### WHAT YOU ARE ASKED TO DO:
Within the data below, state how many lines contain the string "statement". Provide the number only.

### RECORDS PROVIDED:
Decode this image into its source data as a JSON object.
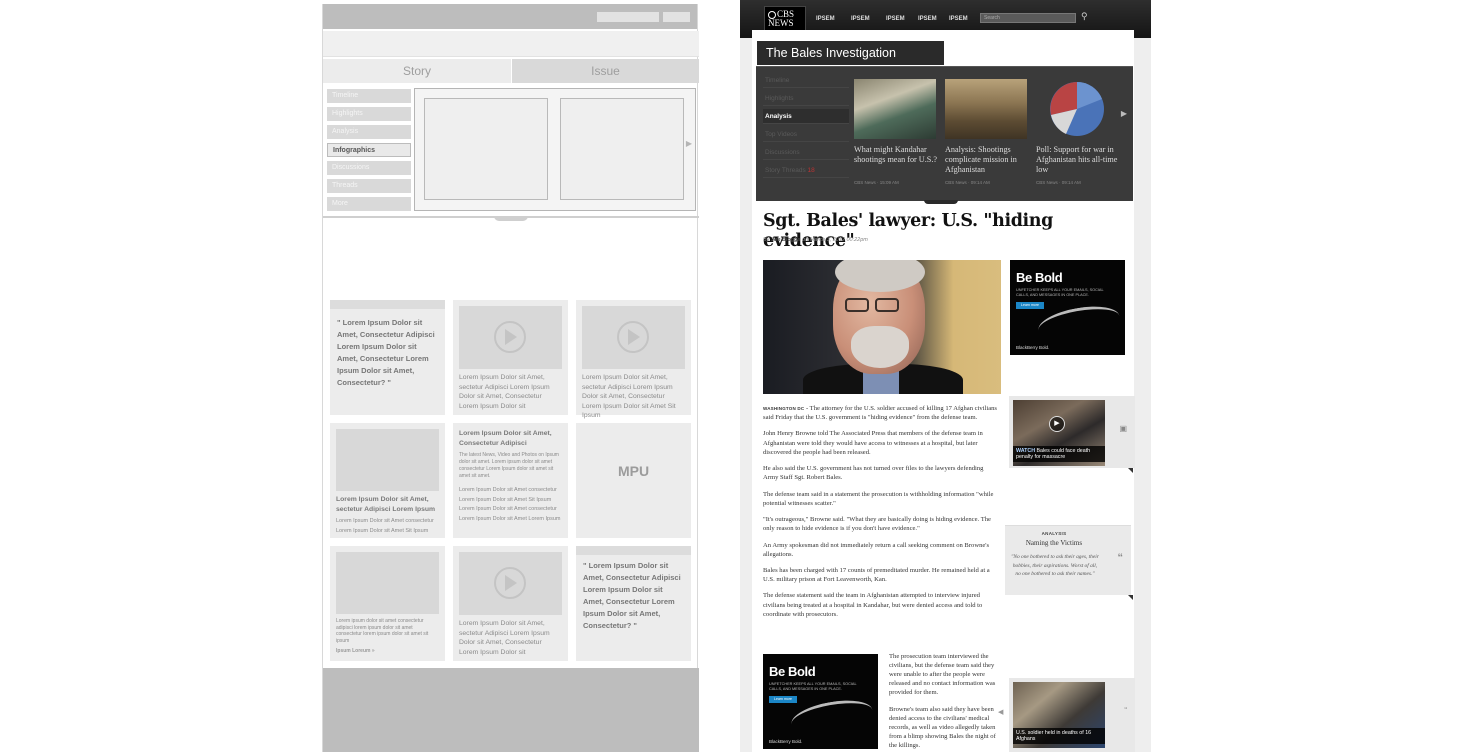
{
  "wireframe": {
    "tabs": [
      "Story",
      "Issue"
    ],
    "nav_items": [
      "Timeline",
      "Highlights",
      "Analysis",
      "Infographics",
      "Discussions",
      "Threads",
      "More"
    ],
    "active_nav": "Infographics",
    "cells": {
      "quote1": "\" Lorem Ipsum Dolor sit Amet, Consectetur Adipisci Lorem Ipsum Dolor sit Amet, Consectetur Lorem Ipsum Dolor sit Amet, Consectetur? \"",
      "video1_text": "Lorem Ipsum Dolor sit Amet, sectetur Adipisci Lorem Ipsum Dolor sit Amet, Consectetur Lorem Ipsum Dolor sit",
      "video2_text": "Lorem Ipsum Dolor sit Amet, sectetur Adipisci Lorem Ipsum Dolor sit Amet, Consectetur Lorem Ipsum Dolor sit Amet Sit Ipsum",
      "image1_title": "Lorem Ipsum Dolor sit Amet, sectetur Adipisci Lorem Ipsum",
      "image1_text": "Lorem Ipsum Dolor sit Amet consectetur Lorem Ipsum Dolor sit Amet Sit Ipsum",
      "article_title": "Lorem Ipsum Dolor sit Amet, Consectetur Adipisci",
      "article_intro": "The latest News, Video and Photos on Ipsum dolor sit amet. Lorem ipsum dolor sit amet consectetur Lorem Ipsum dolor sit amet sit amet sit amet.",
      "article_list": "Lorem Ipsum Dolor sit Amet consectetur Lorem Ipsum Dolor sit Amet Sit Ipsum Lorem Ipsum Dolor sit Amet consectetur Lorem Ipsum Dolor sit Amet Lorem Ipsum",
      "mpu": "MPU",
      "image2_text": "Lorem ipsum dolor sit amet consectetur adipisci lorem ipsum dolor sit amet consectetur lorem ipsum dolor sit amet sit ipsum",
      "image2_more": "Ipsum Loreum »",
      "video3_text": "Lorem Ipsum Dolor sit Amet, sectetur Adipisci Lorem Ipsum Dolor sit Amet, Consectetur Lorem Ipsum Dolor sit",
      "quote2": "\" Lorem Ipsum Dolor sit Amet, Consectetur Adipisci Lorem Ipsum Dolor sit Amet, Consectetur Lorem Ipsum Dolor sit Amet, Consectetur? \""
    }
  },
  "mockup": {
    "logo": "CBS NEWS",
    "nav": [
      "IPSEM",
      "IPSEM",
      "IPSEM",
      "IPSEM",
      "IPSEM"
    ],
    "search_placeholder": "Search",
    "banner_title": "The Bales Investigation",
    "dark_nav": [
      "Timeline",
      "Highlights",
      "Analysis",
      "Top Videos",
      "Discussions",
      "Story Threads"
    ],
    "dark_nav_badge": "18",
    "active_dark_nav": "Analysis",
    "thumbs": [
      {
        "caption": "What might Kandahar shootings mean for U.S.?",
        "meta": "CBS News · 15:09 AM"
      },
      {
        "caption": "Analysis: Shootings complicate mission in Afghanistan",
        "meta": "CBS News · 09:14 AM"
      },
      {
        "caption": "Poll: Support for war in Afghanistan hits all-time low",
        "meta": "CBS News · 09:14 AM"
      }
    ],
    "headline": "Sgt. Bales' lawyer: U.S. \"hiding evidence\"",
    "byline_by": "By",
    "byline_author": "Joe Bloggs",
    "byline_rest": "on March 3, 2012 00:22pm",
    "ad": {
      "title": "Be Bold",
      "sub": "UNFETCHER KEEPS ALL YOUR EMAILS, SOCIAL CALLS, AND MESSAGES IN ONE PLACE.",
      "button": "Learn more",
      "brand": "BlackBerry Bold."
    },
    "dateline": "WASHINGTON DC",
    "paragraphs": [
      "- The attorney for the U.S. soldier accused of killing 17 Afghan civilians said Friday that the U.S. government is \"hiding evidence\" from the defense team.",
      "John Henry Browne told The Associated Press that members of the defense team in Afghanistan were told they would have access to witnesses at a hospital, but later discovered the people had been released.",
      "He also said the U.S. government has not turned over files to the lawyers defending Army Staff Sgt. Robert Bales.",
      "The defense team said in a statement the prosecution is withholding information \"while potential witnesses scatter.\"",
      "\"It's outrageous,\" Browne said. \"What they are basically doing is hiding evidence. The only reason to hide evidence is if you don't have evidence.\"",
      "An Army spokesman did not immediately return a call seeking comment on Browne's allegations.",
      "Bales has been charged with 17 counts of premeditated murder. He remained held at a U.S. military prison at Fort Leavenworth, Kan.",
      "The defense statement said the team in Afghanistan attempted to interview injured civilians being treated at a hospital in Kandahar, but were denied access and told to coordinate with prosecutors."
    ],
    "paragraphs2": [
      "The prosecution team interviewed the civilians, but the defense team said they were unable to after the people were released and no contact information was provided for them.",
      "Browne's team also said they have been denied access to the civilians' medical records, as well as video allegedly taken from a blimp showing Bales the night of the killings."
    ],
    "side1": {
      "watch": "WATCH",
      "caption": "Bales could face death penalty for massacre"
    },
    "analysis": {
      "kicker": "ANALYSIS",
      "title": "Naming the Victims",
      "quote": "\"No one bothered to ask their ages, their hobbies, their aspirations. Worst of all, no one bothered to ask their names.\""
    },
    "side2": {
      "caption": "U.S. soldier held in deaths of 16 Afghans"
    }
  }
}
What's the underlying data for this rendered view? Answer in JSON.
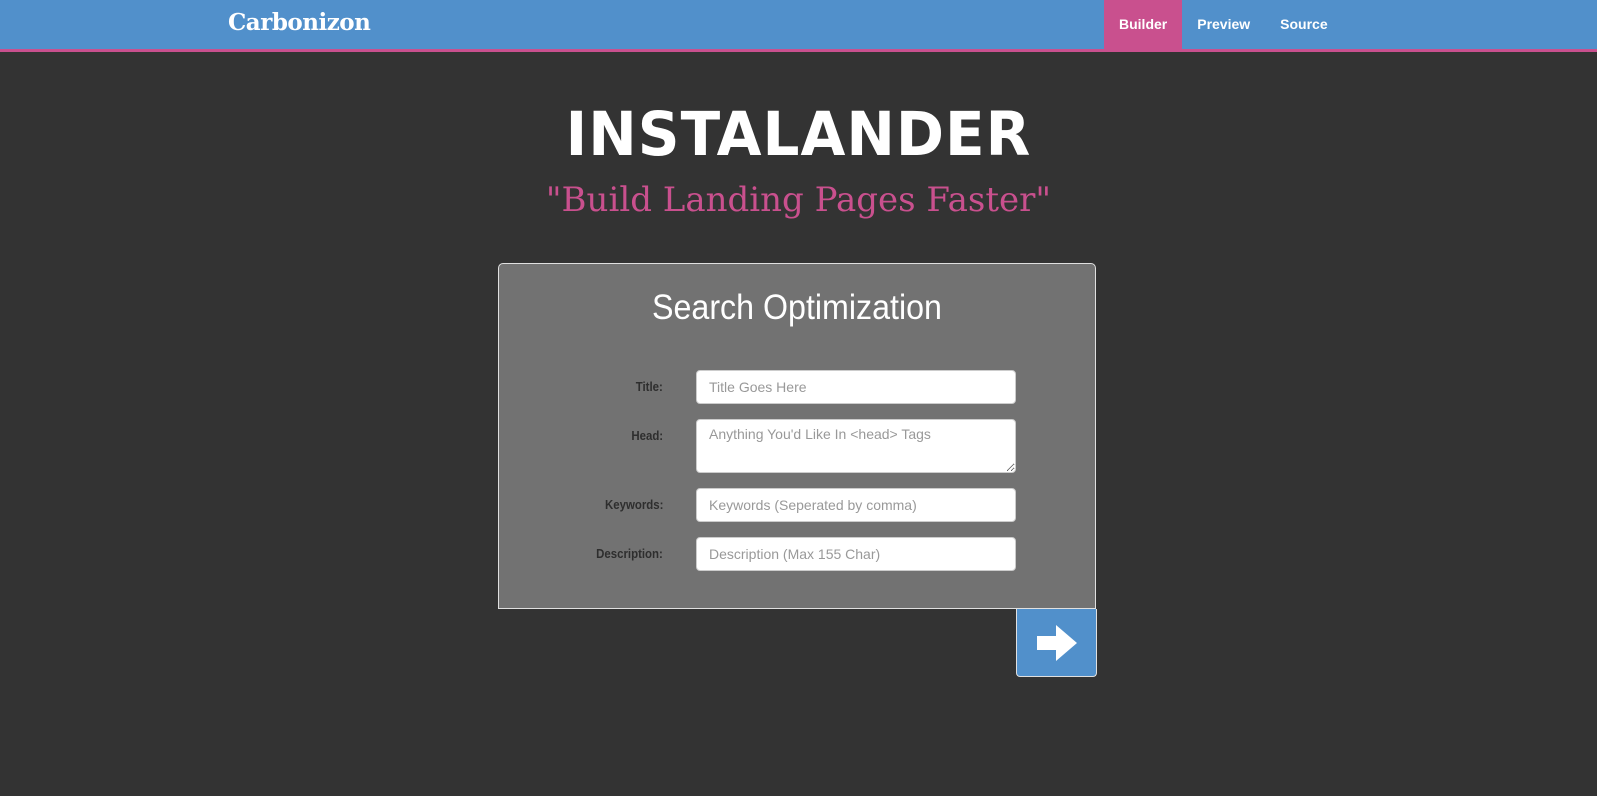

### REPLY TO THE TASK:
2